JPJ sound

Discussion in 'Strings [BG]' started by cecile, Mar 23, 2005.

  1. Would yous guy mind recommending some strings that will give more of a John Paul Jones tone to my 76' jazz
  2. I think flats do a good job of approximating the JPJ jazz bass tone, although I've heard conflicting reports on whether he actually used flats or not.
  3. Beefbass

    Beefbass Guest

    Feb 4, 2001
    I know that I read it somewhere, JPJ said he switched to roundwounds during his session days, because he felt the flats weren't punchy enough for him.

    I must say though, the first 2 zeppelin albums, they do sound like flats. I have an easier time getting that tone with flats.

    Anyone else know something about this?
  4. I'm not to familiar with flats, any certain kind I should look for
  5. NOLA Bass

    NOLA Bass Mr. Worst Case Scenario Man Gold Supporting Member

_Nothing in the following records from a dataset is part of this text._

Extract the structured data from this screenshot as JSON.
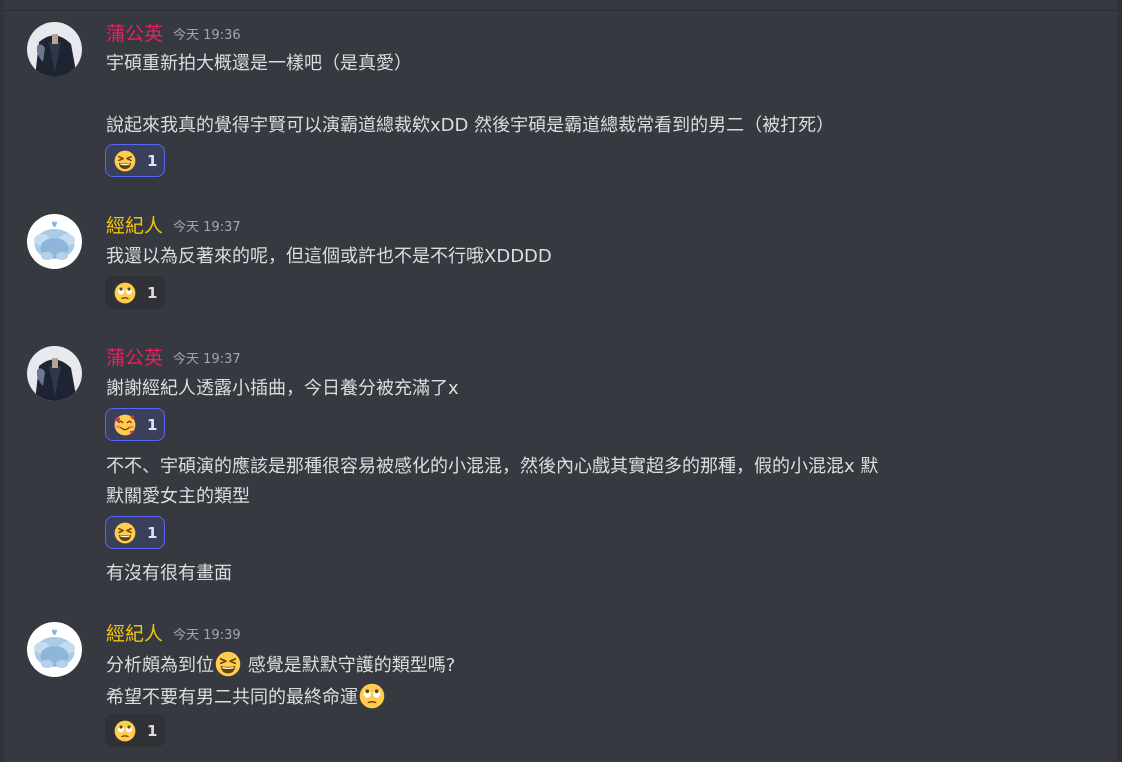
{
  "users": {
    "pugongying": {
      "name": "蒲公英",
      "color": "#e91e63"
    },
    "agent": {
      "name": "經紀人",
      "color": "#f1c40f"
    }
  },
  "messages": [
    {
      "timestamp": "今天 19:36",
      "lines": [
        "宇碩重新拍大概還是一樣吧（是真愛）",
        "說起來我真的覺得宇賢可以演霸道總裁欸xDD 然後宇碩是霸道總裁常看到的男二（被打死）"
      ],
      "reaction": {
        "emoji": "grinning-squinting-face",
        "count": "1",
        "active": true
      }
    },
    {
      "timestamp": "今天 19:37",
      "lines": [
        "我還以為反著來的呢，但這個或許也不是不行哦XDDDD"
      ],
      "reaction": {
        "emoji": "face-with-rolling-eyes",
        "count": "1",
        "active": false
      }
    },
    {
      "timestamp": "今天 19:37",
      "lines": [
        "謝謝經紀人透露小插曲，今日養分被充滿了x",
        "不不、宇碩演的應該是那種很容易被感化的小混混，然後內心戲其實超多的那種，假的小混混x 默",
        "默關愛女主的類型",
        "有沒有很有畫面"
      ],
      "reactions": [
        {
          "emoji": "smiling-face-with-hearts",
          "count": "1",
          "active": true
        },
        {
          "emoji": "grinning-squinting-face",
          "count": "1",
          "active": true
        }
      ]
    },
    {
      "timestamp": "今天 19:39",
      "line1_before": "分析頗為到位",
      "line1_after": " 感覺是默默守護的類型嗎?",
      "line2": "希望不要有男二共同的最終命運",
      "inline_emojis": [
        "grinning-squinting-face",
        "face-with-rolling-eyes"
      ],
      "reaction": {
        "emoji": "face-with-rolling-eyes",
        "count": "1",
        "active": false
      }
    }
  ]
}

    Feb 3, 2005
    New Orleans LA
    I think I'd go with Nickel Round Wounds. He has endorsed Rotosound for a bit now. I'd also learn mandolin, keyboards, and arranging.
  6. glwanabe

    glwanabe Guest

    Apr 21, 2002
    JPJ used roto flats on his jazz. He used rounds on the Alembic. At various times he also played a single coil P, and a Fretless P. He may have used a few others.

    I get a very good tone using Fender ML9050's on a standard jazz. One of the keys to his tone is in the way he plucked the strings. He has said that he has a very hard attack to the strings. Watch some video's of him playing and you will notice how he plucks the strings, It is a sharp fast attack. He also is all over the place as far as where he plucks. Sometimes it is between the pups and then he will be just over the neck.

    One of my favorites of him playing from there DVD is of him playing a fretless Precision. He just smokes!

    Another way to copy him would to become a theory geek, learn, learn , learn, and take up keys and mandolin.
  7. Kazuki


    Aug 14, 2004
    Yup, one awesome thing about JPJ is the diversity he displayed. changing his picking hand position to get a different tone, using a pick when required... It does wonder to shape different tones and sounds.

    As for the question, I have read somewhere too that he did used flats on his jazz in the earlier days. He apparently switched to rounds during the session days to better accomodates what was asked of him, as I think I recall him saying that he was often asked to get more "click" and punch to the sound.

    But if you are looking for that old Zeppelin tone (like on "Dazed and Confused", for example) then I think rounds would be the way to go.
  8. glwanabe

    glwanabe Guest

    Apr 21, 2002